Stories for Nighttime and Some for the Day is a strangely compelling little book. Contained within it are thirty-nine short short stories (one is only three sentences long) and a longer fortieth story, grudgingly appended by the author.1
Usually with short story collections I want to read the stories one at a time, to savor them. I couldn't do that with Stories for Nighttime and Some for the Day though. Loory's stories--the publisher calls them contemporary fables and I think that's apt--are compulsively readable. They are poignant and unsettling, simple and profound. And I wanted to eat them all up!
My favorites stories2 follow a tea-drinking, spoon-collecting octopus and an unappreciated, intellectual television. Others feature a duck who falls in love with a rock, companionable cadavers, and a menacing hat. It's a strange hodgepodge that's at once a unified whole.
In his acknowledgments, Loory mentions that the stories in Stories for Nighttime and Some for the Day were inspired by a horror writing class. There is some horror here, but it's subtle. Subtle and thought-provoking. Overall I think the collection leans more toward humor--wry humor--and hopefulness.
I want to reread Stories for Nighttime and Some for the Day, to really let myself reflect on each of the stories in turn. Loory has a lot to tell us and he's only just started.

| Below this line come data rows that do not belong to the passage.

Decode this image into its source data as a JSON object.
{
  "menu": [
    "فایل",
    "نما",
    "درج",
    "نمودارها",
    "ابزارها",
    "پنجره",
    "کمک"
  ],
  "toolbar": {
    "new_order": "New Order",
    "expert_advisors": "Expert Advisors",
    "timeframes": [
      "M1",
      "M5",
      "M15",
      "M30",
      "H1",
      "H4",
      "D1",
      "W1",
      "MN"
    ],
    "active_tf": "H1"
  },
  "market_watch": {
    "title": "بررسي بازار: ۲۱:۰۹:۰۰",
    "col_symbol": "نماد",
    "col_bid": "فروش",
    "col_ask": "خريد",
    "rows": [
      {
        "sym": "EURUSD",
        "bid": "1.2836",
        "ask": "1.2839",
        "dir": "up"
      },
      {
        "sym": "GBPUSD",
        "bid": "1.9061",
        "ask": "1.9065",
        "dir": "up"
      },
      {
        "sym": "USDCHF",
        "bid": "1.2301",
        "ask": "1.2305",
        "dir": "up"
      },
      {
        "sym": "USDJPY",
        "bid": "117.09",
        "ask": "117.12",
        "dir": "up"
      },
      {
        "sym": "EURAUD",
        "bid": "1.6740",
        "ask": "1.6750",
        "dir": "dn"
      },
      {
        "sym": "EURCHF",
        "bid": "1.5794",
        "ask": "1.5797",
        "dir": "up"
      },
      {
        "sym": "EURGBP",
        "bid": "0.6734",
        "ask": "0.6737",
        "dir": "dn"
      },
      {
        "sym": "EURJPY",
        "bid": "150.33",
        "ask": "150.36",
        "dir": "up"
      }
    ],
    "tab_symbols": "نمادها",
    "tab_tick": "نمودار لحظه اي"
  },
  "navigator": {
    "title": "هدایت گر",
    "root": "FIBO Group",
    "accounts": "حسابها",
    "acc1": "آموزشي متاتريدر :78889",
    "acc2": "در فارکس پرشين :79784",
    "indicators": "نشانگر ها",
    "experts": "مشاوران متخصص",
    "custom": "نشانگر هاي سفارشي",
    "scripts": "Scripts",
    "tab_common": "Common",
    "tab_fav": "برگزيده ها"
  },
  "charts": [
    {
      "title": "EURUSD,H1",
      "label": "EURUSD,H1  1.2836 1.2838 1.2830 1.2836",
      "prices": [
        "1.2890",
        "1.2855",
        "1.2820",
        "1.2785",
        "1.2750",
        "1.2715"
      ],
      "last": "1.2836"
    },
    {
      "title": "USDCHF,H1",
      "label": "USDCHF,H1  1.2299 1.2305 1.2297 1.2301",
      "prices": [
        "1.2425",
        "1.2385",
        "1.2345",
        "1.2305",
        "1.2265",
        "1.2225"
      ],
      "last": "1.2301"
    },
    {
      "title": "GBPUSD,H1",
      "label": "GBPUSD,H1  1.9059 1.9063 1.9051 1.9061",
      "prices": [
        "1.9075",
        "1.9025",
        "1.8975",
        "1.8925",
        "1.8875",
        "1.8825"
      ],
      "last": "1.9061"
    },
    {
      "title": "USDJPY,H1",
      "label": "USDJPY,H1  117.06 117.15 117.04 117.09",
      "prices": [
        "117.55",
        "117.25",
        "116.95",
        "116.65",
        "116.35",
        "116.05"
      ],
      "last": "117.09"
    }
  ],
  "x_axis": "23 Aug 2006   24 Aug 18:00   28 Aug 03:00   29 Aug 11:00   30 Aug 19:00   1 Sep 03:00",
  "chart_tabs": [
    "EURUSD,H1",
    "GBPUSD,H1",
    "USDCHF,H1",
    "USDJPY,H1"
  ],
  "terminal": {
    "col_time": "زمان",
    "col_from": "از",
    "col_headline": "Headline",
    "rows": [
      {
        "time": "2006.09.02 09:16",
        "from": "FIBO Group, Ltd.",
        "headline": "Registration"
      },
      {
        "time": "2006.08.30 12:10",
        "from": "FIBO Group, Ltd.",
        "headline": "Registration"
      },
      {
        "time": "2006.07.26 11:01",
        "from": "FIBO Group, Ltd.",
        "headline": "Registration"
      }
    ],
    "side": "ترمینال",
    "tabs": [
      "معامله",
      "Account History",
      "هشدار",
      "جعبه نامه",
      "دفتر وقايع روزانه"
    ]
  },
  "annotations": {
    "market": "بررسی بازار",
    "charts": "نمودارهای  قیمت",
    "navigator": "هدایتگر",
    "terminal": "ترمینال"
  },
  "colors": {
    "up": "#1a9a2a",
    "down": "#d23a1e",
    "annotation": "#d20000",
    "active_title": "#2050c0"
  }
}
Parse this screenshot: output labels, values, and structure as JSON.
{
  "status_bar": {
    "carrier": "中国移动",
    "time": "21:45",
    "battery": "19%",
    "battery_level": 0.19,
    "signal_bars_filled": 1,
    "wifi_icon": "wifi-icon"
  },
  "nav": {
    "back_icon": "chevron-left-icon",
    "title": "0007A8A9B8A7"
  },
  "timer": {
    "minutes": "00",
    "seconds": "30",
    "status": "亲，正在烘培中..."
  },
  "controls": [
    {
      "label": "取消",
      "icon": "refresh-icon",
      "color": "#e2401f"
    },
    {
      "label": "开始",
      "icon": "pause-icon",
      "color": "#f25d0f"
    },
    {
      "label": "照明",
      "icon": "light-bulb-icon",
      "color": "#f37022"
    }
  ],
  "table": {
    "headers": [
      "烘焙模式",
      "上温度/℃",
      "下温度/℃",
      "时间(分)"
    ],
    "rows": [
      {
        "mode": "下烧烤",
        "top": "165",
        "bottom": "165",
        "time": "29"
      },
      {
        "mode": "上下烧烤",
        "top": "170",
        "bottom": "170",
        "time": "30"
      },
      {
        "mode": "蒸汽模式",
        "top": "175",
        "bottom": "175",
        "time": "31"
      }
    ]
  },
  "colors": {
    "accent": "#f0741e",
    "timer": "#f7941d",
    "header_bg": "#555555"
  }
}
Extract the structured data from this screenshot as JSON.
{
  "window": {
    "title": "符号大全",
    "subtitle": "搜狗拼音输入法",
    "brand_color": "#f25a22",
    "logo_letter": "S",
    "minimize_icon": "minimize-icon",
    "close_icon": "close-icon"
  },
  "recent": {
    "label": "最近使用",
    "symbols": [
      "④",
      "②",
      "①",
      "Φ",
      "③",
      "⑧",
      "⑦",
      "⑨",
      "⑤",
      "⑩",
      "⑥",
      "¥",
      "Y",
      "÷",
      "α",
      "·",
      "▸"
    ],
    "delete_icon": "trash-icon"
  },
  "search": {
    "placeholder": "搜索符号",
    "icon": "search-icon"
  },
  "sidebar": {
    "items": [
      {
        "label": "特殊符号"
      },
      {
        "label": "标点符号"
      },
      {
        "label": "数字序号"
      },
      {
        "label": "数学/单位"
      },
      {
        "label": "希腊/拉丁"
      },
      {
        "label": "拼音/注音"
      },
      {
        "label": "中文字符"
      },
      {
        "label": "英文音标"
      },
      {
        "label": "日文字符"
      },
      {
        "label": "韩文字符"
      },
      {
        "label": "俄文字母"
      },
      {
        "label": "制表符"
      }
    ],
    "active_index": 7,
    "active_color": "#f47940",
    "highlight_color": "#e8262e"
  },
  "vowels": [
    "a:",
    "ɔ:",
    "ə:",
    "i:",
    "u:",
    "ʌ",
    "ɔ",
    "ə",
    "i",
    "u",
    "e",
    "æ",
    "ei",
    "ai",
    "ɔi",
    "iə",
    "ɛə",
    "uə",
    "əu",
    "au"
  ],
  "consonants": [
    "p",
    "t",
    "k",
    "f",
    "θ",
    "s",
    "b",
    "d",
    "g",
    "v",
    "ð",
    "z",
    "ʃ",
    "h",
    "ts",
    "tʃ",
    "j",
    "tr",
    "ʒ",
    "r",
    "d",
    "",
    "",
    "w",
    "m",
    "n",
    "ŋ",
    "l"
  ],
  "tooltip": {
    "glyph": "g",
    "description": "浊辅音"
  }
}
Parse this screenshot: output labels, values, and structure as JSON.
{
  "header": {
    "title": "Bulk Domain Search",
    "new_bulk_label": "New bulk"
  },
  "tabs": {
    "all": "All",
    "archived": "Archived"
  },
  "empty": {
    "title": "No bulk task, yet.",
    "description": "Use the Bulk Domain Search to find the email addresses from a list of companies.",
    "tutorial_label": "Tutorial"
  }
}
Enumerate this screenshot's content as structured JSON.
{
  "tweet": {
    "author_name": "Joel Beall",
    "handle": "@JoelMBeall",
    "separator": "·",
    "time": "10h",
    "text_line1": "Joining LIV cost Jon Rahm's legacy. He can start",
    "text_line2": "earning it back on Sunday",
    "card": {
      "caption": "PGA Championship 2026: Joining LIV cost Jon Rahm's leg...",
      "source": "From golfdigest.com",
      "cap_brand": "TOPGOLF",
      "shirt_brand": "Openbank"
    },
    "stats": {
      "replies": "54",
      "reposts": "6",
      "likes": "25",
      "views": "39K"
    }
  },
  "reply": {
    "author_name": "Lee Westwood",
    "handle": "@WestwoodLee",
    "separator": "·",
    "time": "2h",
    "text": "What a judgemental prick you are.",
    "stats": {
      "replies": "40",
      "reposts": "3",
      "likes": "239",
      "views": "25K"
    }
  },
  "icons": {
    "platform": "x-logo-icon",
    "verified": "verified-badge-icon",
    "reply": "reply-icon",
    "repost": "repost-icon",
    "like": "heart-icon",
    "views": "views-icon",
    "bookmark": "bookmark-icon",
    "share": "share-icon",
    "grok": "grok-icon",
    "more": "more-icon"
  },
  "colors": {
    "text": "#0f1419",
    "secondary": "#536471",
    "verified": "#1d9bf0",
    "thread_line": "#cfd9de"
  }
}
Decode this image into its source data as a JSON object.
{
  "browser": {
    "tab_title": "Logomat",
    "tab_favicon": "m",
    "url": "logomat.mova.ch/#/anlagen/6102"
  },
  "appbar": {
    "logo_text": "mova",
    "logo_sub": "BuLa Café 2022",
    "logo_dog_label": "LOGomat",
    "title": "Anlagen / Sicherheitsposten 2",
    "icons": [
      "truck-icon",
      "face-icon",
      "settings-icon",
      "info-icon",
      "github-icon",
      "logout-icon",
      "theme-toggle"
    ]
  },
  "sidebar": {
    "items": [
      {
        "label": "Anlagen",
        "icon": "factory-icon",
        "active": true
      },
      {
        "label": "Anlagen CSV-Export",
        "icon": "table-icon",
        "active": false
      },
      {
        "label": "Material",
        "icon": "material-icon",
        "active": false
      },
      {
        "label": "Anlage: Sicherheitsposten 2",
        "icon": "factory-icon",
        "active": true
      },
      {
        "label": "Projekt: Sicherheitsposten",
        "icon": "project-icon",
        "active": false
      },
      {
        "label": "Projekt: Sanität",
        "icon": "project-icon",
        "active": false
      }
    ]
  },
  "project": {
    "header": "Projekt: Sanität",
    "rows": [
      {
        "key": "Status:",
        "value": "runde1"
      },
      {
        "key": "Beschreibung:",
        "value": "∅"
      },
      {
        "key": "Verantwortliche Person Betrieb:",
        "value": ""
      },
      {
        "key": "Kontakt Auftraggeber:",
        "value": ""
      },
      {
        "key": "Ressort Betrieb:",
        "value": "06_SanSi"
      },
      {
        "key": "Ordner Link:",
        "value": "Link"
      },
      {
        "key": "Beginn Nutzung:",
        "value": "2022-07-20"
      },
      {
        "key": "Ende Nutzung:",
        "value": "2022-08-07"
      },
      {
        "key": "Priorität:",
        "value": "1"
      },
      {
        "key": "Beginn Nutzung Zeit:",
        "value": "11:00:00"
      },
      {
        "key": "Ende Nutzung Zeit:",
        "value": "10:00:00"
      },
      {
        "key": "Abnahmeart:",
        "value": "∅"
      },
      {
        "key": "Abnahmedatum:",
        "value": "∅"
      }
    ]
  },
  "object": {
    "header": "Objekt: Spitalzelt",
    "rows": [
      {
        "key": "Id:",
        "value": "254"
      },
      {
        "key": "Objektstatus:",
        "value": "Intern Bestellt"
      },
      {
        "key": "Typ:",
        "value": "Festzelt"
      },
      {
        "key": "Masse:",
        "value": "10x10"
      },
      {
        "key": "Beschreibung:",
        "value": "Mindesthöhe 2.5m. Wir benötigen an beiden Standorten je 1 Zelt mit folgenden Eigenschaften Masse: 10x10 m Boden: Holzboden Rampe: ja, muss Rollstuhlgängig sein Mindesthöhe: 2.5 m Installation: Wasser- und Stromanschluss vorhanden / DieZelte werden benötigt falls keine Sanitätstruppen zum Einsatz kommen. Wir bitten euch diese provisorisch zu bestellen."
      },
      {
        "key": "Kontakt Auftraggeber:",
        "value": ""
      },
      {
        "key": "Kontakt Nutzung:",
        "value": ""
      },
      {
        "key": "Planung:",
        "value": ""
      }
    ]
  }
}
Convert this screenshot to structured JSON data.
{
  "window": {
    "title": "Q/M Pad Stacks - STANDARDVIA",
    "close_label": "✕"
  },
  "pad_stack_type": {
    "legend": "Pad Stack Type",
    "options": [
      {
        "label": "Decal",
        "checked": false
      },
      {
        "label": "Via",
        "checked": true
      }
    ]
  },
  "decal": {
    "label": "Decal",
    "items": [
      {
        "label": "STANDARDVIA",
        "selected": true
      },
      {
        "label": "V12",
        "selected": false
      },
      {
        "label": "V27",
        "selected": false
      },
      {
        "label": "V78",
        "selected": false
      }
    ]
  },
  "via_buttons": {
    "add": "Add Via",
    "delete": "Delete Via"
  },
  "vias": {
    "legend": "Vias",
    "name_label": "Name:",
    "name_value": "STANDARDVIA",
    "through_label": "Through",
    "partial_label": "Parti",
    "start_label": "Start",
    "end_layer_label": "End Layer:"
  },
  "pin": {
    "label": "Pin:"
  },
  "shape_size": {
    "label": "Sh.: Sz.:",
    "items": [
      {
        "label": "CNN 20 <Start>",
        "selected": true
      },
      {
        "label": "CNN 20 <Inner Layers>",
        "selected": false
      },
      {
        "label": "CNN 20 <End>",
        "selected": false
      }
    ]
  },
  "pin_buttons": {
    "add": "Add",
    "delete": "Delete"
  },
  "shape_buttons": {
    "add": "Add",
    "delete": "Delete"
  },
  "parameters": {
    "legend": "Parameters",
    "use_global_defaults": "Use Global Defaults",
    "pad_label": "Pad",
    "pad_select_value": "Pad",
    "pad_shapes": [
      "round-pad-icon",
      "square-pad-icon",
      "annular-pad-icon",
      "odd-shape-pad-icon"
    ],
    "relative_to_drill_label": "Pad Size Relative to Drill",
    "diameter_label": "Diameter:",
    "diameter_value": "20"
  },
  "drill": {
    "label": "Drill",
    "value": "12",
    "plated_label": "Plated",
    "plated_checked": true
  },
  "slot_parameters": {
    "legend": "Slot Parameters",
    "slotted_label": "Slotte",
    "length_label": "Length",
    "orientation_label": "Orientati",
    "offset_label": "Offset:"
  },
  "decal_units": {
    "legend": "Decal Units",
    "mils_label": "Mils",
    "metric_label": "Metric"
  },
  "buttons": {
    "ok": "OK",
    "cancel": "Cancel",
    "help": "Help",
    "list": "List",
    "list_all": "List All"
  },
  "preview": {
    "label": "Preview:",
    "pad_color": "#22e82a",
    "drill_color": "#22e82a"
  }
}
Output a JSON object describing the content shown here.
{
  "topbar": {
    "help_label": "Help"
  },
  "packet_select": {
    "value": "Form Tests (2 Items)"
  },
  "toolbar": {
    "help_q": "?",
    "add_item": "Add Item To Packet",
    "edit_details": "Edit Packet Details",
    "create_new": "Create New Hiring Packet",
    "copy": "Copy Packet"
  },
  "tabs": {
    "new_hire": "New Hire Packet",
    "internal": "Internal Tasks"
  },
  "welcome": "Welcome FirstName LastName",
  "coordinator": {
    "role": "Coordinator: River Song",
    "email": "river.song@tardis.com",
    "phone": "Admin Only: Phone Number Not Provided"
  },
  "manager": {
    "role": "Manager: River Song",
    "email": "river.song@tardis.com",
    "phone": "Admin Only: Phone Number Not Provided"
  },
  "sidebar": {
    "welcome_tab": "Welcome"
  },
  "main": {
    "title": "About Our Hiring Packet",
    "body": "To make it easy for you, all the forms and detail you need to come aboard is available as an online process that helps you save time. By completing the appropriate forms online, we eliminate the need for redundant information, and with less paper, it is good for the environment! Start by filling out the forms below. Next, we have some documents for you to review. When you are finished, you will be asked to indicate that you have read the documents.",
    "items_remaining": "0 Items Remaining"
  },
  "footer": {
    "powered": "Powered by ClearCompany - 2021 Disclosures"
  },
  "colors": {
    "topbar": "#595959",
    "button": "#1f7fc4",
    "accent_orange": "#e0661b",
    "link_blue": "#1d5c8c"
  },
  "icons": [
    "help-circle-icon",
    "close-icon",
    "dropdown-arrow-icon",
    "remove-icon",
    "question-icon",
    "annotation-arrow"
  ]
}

Get a taste -
One of the collections' stories, "The Girl in the Storm," posted in its entirety on the author's website.
- Note introducing the appendix: "The following is a longer story not part of the same project included here at the publisher's request" (193).
- "The Octopus" (28-36) and "The TV and Winston Churchill" (59-63).
disclosure: I received a review copy of Stories for Nighttime and Some for the Day from Penguin via NetGalley.